- Nearly 75% of Americans report that their finances contribute to stress in their lives
- Stress is a natural byproduct of life, but it can be beneficial or destructive, depending on how it is managed
- To avoid unhealthy levels of financial stress, it is important to understand one’s own stories about money and the situations they find themselves in
- Seeking advice from a trusted financial planner and working towards defining goals that are meaningful to you can help alleviate financial stress and lead to overall better health and well-being
Nearly 75% of Americans say their finances are the primary cause of stress. It’s also a top cause of divorce in America (consistently in the top three).
Neither of these is a “top ten list” you want your finances to be on, but financial stress is a very real feeling for all of us, no matter where we are in our lives.
The only question is to what extent you are feeling financial stress and whether or not that stress is a catalyst for growth or inhibiting your ability to live the life you want.
Stress, financial health, and well-being

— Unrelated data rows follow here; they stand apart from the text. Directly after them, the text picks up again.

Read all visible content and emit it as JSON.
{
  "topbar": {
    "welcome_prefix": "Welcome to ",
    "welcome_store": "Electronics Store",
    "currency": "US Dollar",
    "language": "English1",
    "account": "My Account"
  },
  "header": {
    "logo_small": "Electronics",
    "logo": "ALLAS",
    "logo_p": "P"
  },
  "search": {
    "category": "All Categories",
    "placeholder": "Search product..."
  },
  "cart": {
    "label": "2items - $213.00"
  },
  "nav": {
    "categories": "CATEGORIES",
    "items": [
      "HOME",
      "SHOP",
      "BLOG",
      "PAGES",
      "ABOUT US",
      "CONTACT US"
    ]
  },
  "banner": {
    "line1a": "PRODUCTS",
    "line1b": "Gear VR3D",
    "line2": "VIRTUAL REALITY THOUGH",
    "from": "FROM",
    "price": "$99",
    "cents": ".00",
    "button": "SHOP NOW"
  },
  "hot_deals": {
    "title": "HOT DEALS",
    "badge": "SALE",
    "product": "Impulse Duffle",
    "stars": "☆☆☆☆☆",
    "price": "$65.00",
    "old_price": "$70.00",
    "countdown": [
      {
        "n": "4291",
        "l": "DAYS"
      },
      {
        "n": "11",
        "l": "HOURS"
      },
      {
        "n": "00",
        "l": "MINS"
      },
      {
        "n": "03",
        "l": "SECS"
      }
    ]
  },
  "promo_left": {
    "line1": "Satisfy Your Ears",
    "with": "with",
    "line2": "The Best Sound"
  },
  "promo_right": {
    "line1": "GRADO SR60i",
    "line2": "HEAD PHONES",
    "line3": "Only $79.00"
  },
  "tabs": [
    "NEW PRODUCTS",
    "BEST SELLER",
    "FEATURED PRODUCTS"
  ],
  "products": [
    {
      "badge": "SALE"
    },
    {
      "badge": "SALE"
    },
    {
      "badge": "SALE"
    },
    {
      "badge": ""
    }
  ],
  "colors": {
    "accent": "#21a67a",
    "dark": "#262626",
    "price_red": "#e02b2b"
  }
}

Stress, to some extent, is healthy.
It has helped our bodies respond to and manage environmental threats for thousands of years. Our brains have come a long way, but their evolution is lagging behind the rapid progression of technology and the rate of change in our lives and the world around us.
The rational and logical part of our brain, which makes up about 5% of our cognition (how we think), is overpowered by our feeling brain. The other 95% works on emotions and stress responses. This is one of the things that makes our approach to financial planning different – we balance the numbers with your beliefs, values, and attitudes (your mindset) to drive improved financial health.
Stress inhibits your ability to make smart, informed decisions because it can impair the part of your brain responsible for rational decision-making.
When managed well, stress can catalyze motivation and higher achievement. However, when handled poorly, it can damage our financial health and well-being.
Sources of stress - situations and stories
When it comes to financial stress, I believe it has two very different sources—situations and stories.
Your situation is where you are in life and the circumstances you face. Whether you are working on paying off student loans (a stressful situation for many people) or having your first child (stressful for different reasons), stress takes on very different realities. The good news, at least to some extent, is that we can control our situations with proper financial planning.
The second, often overlooked source of stress concerns the stories we tell ourselves and aim to live up to. Our stories are very personal to us, and they are multi-faceted in nature. They are formed through interactions with our parents, communities, friends, educational systems, and personal experiences. These, in turn, form the beliefs, values, and attitudes we carry with us into adulthood.
Examples of stories we tell ourselves:
“I need to be financially successful to be worthy,” or
“I am not worthy of financial success.”
As different as these two stories are, they both can unintentionally undermine our financial decisions and create genuine stress in our lives.
Using stress and your stories to find financial calm
The goal isn’t to completely eliminate stress in our lives.
Stress isn’t always bad; it’s a natural result of our journeys in life—growing, learning, failing, and achieving. It can indicate that we are pushing ourselves toward that next level of success. However, it can also be taken too far, have the opposite effect, and limit our personal growth.
As we look ahead, join me in exploring a few questions:
- What life do you want to live? Are you living it?
- Who do you want to be today or become tomorrow?
- What stories are you telling yourself, and how do finances affect them?
- What stories are no longer serving you? And which stories will no longer serve you in the next leg of life?
Identifying your story is the first step to alleviating unhealthy stress in your life, financial or otherwise. Finding freedom from your financial stress will not only help you make smarter, more informed financial decisions (maximize that 5%!), but it will start to support your overall health and well-being.
The good news is that you are already well into your journey toward financial wellness as a member of Facet. Working with your Facet planner to define the outcomes that are most important to you, understanding your beliefs and values, and getting clarity around the life you want to live, means you’re well on your way to unlocking money’s potential in your life.
Find your financial calm and plan on!